## Task to complete:
From the entries that follow, list every line in which the string "example" appears.

** Data for this exercise follows **

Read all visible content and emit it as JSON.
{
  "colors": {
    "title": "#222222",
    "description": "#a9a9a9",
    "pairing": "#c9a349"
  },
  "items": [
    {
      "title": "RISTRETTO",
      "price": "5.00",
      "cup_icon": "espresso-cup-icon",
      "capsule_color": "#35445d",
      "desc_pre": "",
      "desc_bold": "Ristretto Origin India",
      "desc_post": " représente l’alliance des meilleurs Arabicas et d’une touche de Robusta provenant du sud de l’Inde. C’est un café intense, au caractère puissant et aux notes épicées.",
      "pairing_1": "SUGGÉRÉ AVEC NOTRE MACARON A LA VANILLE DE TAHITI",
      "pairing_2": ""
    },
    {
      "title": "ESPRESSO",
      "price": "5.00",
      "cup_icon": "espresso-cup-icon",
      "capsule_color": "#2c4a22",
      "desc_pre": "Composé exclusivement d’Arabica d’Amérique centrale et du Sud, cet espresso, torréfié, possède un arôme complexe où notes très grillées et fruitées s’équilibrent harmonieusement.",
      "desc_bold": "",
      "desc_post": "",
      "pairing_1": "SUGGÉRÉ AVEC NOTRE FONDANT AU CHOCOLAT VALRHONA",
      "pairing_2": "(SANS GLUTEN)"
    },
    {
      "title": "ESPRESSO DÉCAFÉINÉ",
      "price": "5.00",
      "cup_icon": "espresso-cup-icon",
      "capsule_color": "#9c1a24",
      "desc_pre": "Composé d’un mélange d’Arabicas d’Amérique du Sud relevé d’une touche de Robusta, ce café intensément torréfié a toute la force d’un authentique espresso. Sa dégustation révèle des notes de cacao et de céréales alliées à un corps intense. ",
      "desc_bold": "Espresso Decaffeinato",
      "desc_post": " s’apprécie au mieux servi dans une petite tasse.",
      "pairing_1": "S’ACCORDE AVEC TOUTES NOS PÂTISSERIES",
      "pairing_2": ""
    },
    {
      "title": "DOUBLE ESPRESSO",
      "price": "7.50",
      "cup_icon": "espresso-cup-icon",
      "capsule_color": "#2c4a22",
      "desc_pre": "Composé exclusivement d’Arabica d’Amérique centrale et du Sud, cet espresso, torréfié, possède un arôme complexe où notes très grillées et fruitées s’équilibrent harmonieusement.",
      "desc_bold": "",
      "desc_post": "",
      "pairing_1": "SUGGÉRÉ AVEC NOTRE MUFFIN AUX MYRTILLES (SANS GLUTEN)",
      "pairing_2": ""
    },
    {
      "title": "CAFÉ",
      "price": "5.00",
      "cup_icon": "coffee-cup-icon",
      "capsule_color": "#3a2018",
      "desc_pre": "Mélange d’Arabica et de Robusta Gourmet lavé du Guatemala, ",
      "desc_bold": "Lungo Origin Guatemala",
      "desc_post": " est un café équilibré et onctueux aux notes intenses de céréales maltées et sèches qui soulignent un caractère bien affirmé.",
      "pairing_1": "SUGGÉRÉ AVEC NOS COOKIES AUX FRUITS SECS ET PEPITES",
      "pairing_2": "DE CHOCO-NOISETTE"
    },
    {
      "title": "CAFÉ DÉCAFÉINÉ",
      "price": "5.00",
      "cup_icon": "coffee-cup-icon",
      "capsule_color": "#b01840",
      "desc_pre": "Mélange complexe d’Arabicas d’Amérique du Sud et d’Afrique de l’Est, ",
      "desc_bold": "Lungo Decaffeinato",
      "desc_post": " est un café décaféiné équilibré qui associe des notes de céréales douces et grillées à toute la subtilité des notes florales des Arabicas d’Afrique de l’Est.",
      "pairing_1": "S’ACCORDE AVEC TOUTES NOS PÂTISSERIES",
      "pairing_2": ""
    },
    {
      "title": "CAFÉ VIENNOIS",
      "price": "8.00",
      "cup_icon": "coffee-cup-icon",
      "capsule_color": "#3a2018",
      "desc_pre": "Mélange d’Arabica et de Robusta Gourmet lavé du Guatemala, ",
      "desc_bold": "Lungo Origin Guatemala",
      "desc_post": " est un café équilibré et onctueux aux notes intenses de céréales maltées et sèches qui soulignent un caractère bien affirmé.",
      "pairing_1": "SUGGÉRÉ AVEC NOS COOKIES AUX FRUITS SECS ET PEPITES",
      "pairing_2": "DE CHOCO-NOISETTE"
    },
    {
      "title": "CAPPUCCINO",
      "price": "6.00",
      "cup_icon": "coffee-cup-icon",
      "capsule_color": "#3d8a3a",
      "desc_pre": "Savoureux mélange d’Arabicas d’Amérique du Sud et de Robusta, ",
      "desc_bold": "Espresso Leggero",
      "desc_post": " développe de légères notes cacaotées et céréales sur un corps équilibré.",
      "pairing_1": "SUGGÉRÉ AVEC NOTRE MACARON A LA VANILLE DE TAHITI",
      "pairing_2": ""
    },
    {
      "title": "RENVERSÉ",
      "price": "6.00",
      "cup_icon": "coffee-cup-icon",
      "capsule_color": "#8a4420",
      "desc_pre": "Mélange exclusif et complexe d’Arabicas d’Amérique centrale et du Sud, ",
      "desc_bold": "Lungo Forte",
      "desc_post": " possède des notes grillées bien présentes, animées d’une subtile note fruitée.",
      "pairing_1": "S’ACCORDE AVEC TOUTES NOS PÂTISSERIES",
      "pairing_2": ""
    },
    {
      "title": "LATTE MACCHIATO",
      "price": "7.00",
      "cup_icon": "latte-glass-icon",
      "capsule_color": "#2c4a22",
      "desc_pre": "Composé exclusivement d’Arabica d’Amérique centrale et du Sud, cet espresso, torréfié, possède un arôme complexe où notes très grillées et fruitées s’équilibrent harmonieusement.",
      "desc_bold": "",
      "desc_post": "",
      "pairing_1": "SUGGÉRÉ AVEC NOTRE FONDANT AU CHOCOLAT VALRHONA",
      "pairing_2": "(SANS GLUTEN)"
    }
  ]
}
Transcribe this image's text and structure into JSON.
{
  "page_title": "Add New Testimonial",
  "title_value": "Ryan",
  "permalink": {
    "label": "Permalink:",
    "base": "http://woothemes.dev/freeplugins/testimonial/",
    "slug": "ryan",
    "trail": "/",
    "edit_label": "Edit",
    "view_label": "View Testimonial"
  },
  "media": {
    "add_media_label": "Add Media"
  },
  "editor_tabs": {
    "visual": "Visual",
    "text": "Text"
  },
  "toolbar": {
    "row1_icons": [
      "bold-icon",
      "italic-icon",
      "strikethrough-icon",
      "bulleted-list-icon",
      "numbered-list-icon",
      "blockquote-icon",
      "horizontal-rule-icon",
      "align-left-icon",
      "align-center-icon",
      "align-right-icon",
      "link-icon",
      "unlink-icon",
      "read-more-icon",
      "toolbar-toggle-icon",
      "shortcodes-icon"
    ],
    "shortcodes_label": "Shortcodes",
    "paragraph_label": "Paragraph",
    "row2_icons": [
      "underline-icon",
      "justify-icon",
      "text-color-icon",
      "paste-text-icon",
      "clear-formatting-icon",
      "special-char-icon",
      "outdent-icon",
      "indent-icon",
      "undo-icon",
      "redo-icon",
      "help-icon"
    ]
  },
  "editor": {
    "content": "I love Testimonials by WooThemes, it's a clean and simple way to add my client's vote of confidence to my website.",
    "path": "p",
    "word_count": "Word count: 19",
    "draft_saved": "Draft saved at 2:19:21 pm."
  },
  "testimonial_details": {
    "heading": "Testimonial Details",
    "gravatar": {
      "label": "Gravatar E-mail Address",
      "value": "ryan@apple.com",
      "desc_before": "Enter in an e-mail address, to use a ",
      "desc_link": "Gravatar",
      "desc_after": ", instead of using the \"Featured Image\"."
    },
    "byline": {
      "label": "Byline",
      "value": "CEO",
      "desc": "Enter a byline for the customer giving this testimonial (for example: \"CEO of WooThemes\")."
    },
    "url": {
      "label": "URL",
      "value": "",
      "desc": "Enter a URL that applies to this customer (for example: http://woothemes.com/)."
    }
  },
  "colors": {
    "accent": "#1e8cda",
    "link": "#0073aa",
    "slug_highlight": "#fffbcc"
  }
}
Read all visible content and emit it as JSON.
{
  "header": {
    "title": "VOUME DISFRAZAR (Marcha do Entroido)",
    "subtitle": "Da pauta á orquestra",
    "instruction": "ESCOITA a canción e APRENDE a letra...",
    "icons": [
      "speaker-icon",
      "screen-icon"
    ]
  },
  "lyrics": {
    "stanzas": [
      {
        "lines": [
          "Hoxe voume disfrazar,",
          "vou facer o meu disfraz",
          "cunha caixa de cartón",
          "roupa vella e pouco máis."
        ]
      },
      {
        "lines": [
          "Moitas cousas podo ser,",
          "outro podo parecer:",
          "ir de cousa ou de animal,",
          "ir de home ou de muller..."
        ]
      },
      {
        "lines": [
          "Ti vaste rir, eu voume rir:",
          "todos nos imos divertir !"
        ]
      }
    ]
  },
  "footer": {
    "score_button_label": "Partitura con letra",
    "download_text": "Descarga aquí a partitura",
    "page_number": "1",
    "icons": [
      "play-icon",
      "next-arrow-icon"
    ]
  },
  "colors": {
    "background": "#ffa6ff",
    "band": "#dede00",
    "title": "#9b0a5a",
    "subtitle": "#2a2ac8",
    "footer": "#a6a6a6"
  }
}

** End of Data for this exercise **

## Your solution:
      "desc": "Enter a byline for the customer giving this testimonial (for example: \"CEO of WooThemes\")."
      "desc": "Enter a URL that applies to this customer (for example: http://woothemes.com/)."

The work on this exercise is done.